MATERIAL FOR THIS TASK: Begin
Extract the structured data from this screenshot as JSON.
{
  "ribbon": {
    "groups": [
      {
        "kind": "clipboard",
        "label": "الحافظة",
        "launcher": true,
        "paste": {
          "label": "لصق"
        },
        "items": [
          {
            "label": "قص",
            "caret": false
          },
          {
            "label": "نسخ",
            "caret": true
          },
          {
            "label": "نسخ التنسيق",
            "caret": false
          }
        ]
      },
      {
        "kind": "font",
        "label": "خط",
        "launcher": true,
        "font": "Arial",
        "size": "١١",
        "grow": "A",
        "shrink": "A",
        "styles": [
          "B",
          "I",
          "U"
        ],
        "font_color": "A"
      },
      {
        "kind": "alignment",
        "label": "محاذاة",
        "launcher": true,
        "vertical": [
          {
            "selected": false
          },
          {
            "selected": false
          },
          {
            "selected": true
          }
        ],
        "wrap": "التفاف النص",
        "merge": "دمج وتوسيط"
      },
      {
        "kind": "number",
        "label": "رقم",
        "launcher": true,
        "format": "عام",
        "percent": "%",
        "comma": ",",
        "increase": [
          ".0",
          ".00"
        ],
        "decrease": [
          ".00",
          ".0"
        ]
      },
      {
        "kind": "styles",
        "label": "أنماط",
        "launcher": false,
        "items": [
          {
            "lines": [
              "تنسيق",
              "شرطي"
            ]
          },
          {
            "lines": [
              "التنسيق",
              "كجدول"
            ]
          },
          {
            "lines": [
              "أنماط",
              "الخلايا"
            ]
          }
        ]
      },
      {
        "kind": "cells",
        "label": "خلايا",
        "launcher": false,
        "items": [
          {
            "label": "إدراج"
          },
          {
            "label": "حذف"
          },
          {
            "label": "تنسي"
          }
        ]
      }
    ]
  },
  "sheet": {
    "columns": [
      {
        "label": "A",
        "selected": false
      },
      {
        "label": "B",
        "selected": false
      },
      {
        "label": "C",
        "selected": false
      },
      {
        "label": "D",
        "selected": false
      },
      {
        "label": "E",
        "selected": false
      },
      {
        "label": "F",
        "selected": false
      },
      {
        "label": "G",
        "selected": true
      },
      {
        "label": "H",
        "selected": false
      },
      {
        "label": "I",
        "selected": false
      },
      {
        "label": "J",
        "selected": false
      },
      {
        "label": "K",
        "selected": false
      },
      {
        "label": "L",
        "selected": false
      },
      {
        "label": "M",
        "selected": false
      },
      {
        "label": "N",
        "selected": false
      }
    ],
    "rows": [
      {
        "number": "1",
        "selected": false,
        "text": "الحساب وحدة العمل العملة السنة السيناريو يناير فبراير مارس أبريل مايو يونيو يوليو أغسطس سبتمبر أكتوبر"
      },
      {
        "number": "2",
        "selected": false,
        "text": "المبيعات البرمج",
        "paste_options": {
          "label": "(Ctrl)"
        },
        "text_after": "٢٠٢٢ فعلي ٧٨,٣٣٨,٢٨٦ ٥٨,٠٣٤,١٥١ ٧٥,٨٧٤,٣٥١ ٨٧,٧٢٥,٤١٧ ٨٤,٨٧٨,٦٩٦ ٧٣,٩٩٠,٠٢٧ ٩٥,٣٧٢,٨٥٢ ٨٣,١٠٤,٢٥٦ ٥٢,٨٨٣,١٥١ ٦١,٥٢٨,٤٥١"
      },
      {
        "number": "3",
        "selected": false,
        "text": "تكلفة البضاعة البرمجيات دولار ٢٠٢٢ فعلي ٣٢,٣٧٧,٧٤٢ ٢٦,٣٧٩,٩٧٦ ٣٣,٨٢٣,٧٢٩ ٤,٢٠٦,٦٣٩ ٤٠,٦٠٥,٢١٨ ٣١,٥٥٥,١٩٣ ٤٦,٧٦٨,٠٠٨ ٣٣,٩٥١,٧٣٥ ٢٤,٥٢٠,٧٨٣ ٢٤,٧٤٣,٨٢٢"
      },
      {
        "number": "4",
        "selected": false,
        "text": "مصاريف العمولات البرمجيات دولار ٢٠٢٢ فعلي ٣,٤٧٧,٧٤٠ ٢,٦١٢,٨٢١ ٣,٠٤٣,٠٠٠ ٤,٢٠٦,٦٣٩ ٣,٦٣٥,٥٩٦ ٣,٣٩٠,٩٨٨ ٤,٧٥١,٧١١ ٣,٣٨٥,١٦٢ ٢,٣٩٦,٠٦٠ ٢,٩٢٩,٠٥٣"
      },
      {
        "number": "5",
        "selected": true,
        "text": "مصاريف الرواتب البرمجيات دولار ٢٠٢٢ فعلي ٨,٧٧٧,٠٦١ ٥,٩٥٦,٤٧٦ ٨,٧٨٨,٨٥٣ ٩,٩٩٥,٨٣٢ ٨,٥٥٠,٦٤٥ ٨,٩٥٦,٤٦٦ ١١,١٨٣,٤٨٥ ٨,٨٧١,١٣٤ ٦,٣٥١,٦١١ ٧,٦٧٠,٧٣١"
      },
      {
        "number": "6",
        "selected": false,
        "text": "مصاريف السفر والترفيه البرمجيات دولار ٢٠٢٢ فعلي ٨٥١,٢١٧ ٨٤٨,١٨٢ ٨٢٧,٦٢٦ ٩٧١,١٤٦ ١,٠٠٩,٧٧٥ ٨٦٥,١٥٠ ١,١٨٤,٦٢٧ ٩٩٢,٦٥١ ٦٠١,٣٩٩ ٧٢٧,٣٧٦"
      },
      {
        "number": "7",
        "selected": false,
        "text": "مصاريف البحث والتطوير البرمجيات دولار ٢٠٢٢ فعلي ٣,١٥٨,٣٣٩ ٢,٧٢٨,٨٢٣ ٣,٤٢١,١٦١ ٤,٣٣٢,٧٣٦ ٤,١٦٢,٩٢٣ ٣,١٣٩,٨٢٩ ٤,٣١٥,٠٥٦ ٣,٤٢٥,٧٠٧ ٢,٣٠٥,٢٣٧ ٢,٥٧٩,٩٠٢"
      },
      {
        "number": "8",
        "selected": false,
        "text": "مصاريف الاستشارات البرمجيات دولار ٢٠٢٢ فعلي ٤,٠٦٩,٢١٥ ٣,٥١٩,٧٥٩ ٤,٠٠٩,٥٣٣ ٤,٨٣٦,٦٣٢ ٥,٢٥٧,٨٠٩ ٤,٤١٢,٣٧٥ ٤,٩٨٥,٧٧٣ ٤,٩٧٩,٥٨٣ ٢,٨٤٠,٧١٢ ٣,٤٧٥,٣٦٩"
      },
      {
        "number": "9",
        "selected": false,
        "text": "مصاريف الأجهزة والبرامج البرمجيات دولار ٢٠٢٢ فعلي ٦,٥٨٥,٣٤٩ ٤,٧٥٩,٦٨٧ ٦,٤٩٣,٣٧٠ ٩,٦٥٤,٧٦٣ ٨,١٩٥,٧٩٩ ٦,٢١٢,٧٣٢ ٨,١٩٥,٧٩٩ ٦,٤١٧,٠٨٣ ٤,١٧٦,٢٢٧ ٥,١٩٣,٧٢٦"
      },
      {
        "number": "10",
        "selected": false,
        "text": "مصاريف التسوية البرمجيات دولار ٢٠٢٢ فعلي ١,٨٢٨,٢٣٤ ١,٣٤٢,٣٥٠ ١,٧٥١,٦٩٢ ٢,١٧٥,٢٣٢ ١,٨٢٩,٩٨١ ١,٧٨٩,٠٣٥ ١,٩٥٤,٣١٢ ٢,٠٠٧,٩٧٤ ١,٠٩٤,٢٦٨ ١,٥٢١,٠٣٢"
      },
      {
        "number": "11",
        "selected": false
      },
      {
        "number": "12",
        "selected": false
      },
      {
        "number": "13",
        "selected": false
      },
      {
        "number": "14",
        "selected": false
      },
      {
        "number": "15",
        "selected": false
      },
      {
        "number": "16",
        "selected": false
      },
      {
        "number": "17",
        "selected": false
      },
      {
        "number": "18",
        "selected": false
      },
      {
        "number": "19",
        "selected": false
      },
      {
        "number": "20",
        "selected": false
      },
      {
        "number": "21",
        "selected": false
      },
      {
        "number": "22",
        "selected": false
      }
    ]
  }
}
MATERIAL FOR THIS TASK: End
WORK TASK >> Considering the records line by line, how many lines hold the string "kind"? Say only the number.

THE COMPLETED TASK >> 6